Many high school athletes work hard at their game. But Luke Andriuk wasn't always one of them.

"I didn't really do much physically until last year," the Staples High School ice hockey player admits.

Since last winter, however, a switch has been turned on. The senior is now set on playing professional hockey after graduation. And he's doing everything he can to achieve that goal.

Andriuk didn't play his first hockey game until fifth grade. The attraction then, he laughs, was "the equipment. I really thought the pads were great. His first coaches, on the Stamford Sharks, gave him forward's equipment -- not the goalie's pads he expected -- but he put them on, gave it a go, and realized he enjoying playing as much as wearing hockey gear.

He trained with his father, got better, and in seventh grade became a goalie. That's not an easy position.

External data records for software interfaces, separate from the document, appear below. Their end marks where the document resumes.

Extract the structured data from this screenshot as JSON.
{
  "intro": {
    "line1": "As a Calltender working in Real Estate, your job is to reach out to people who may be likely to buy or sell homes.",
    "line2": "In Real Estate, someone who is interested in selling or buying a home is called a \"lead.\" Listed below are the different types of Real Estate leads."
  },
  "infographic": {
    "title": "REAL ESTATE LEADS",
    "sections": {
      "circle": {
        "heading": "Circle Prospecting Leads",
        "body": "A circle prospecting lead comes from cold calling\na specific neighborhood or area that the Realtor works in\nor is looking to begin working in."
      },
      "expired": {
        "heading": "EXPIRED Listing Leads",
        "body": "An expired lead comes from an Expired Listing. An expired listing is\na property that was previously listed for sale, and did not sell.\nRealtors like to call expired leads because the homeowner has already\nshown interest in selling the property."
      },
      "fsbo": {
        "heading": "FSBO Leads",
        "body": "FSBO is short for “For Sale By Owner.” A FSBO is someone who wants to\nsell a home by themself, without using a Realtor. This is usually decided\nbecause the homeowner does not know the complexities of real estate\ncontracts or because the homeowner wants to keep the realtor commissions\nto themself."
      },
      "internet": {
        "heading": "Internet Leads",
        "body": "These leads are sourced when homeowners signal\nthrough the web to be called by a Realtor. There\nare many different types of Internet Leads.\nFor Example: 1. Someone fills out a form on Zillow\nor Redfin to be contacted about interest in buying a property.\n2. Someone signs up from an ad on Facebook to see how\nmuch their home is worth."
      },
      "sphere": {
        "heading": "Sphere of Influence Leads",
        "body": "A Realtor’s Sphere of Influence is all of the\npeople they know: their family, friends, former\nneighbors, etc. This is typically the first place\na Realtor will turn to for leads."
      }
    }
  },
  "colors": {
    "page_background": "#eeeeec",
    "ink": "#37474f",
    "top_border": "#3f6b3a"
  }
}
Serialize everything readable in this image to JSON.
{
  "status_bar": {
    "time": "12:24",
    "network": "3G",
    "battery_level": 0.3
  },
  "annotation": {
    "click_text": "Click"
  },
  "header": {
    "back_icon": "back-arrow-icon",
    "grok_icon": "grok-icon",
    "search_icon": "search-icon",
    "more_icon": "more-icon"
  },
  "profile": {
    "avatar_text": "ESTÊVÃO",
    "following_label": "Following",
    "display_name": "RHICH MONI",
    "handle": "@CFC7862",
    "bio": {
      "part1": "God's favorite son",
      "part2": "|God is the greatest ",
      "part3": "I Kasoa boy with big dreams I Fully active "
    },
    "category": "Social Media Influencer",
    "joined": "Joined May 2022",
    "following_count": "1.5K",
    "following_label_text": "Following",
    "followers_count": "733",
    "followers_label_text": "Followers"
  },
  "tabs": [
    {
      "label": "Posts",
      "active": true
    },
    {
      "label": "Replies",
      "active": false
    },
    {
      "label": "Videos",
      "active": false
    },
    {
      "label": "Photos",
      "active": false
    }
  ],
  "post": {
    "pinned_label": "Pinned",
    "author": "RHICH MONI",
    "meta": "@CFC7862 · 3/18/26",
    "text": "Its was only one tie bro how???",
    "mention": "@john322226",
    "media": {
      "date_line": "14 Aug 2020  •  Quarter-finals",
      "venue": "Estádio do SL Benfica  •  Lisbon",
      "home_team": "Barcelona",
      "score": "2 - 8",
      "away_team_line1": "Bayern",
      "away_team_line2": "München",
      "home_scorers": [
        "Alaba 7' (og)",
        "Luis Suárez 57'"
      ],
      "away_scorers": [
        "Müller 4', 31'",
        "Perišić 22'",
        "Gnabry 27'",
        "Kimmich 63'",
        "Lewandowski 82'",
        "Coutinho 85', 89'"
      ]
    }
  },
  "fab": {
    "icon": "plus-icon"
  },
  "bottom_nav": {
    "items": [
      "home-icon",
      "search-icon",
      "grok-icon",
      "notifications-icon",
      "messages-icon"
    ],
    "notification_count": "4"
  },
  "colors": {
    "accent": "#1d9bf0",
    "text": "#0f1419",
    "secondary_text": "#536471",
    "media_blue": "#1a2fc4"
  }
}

"You need to constantly maintain your focus," Andriuk explains. "The play isn't always in your end, but you have to be alert all the time.

"If a goal is scored on you, you have to let it go. It happens. The easiest way to stop the next shot is to forget the last one."

But Andriuk lacked physical speed and strength. His play, he says, "was not exactly stellar." Then, last fall, he began working out with Jay Mountain of Fast Fitness.

"Two of my teammates were there, and some pros work out there too," Andriuk says. He went four days a week, and enjoyed the "targeted, creative" sessions. His mentality also changed.

His play also benefited from working once a week with goalie coach Jared Waimon, the co-owner of Connecticut Crease in Cromwell.

"I'd never had a coach who targeted goalie skills," says Andriuk. "He fixed things in my game I never thought about. It's hard to change muscle memory -- things like glove movement -- but I definitely improved."

In the spring, following his Staples season, Andriuk tried out for two teams. He was one of 40 goalies seeking a spot on the very competitive Hartford Junior Wolfpack, and just missed out. But he earned a position with the Seacoast Kings Midget AAA Under-18 squad in Stamford, as one of two starting goalies.

Over the summer Andriuk attended several camps, both to improve and to get tryout experience. He's got more tryouts ahead -- because, unlike many Staples seniors, he's not headed to college next fall.

"I'm going to try out for the Wolfpack again," Andriuk says matter-of-factly. "I want to make either the A or B squad."

College is not disregarded; it's simply deferred. Andriuk hopes that playing with a high-level team can lead to an offer from a Division I college hockey program.

"The only way I can do that is with a team like the Junior Wolfpack, which college scouts watch," he says.

His friends and parents fully support him. "The see my drive to pursue my dream of playing professional hockey," Andriuk adds. "College will be there, whether I make the pros or not. It's just a question of whether it will be two years from now, or four."

He praises his mother. "More and more, she's driving me to follow this dream. Last year, she wouldn't have been so sure."

His motivation comes from stories his coaches tell of players who have won national championships after starting the game late. He's inspired too by working out with professionals like John Quick (the starting goalie for the National Hockey League's Los Angeles Kings), and Kevin Shattenkirk of the Colorado Avalanche.

"They work so hard every day," Andriuk says. "It's amazing to see how dedicated -- but normal -- they are."

Recently, Andriuk was invited to a pro skate with them in Stamford. "It was lightning-fast, with pinpoint shots -- like nothing I'd ever seen," he describes. "I held my own for a while. Then it got tough."

Hockey is not a big sport at Staples -- and that suits Andriuk fine. "I go into every game knowing it will be a challenge. Instead of going in thinking we'll get killed, I go in knowing I'll see lots of shots, I'll save a lot, and we'll win."

At Staples, Andriuk loves Italian -- the language, and the class. Outside of school he enjoys wakeboarding, wake surfing -- anything on the water.

But if you're looking for Luke Andriuk, it's best to look at the rink, or in the gym. That's where he's dreaming his dream -- and doing all he can to reach it.